# TASK ITEM
Find each line in the records below that contains the word "subtitle", and copy it out.

Interface dataset entries:
··········
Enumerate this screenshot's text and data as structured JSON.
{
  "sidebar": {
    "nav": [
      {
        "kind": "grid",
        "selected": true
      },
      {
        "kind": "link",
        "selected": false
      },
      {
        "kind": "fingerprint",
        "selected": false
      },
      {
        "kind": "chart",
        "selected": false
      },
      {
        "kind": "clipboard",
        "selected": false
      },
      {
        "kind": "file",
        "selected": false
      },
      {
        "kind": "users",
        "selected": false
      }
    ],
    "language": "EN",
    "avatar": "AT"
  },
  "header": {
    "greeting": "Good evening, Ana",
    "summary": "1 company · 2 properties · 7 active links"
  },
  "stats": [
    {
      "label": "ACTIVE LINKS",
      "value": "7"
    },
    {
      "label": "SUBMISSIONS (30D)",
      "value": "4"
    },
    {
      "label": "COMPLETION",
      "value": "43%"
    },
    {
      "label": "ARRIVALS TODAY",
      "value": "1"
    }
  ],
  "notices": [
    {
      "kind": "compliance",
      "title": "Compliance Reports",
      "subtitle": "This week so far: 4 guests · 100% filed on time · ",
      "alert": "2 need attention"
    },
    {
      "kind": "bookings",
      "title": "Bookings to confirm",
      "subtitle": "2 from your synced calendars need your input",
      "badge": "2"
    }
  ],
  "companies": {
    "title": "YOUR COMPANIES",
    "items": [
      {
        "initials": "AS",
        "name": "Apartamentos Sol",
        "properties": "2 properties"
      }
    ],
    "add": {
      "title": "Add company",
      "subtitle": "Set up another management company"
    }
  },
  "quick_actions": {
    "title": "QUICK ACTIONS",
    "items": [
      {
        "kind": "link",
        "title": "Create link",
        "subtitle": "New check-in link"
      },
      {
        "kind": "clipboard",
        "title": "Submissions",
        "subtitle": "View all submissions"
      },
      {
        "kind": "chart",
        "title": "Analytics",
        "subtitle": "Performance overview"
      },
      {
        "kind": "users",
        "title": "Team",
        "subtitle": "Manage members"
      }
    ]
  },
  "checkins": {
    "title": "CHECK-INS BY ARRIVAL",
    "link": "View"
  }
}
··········
# EXERCISE OUTPUT
      "subtitle": "This week so far: 4 guests · 100% filed on time · ",
      "subtitle": "2 from your synced calendars need your input",
      "subtitle": "Set up another management company"
        "subtitle": "New check-in link"
        "subtitle": "View all submissions"
        "subtitle": "Performance overview"
        "subtitle": "Manage members"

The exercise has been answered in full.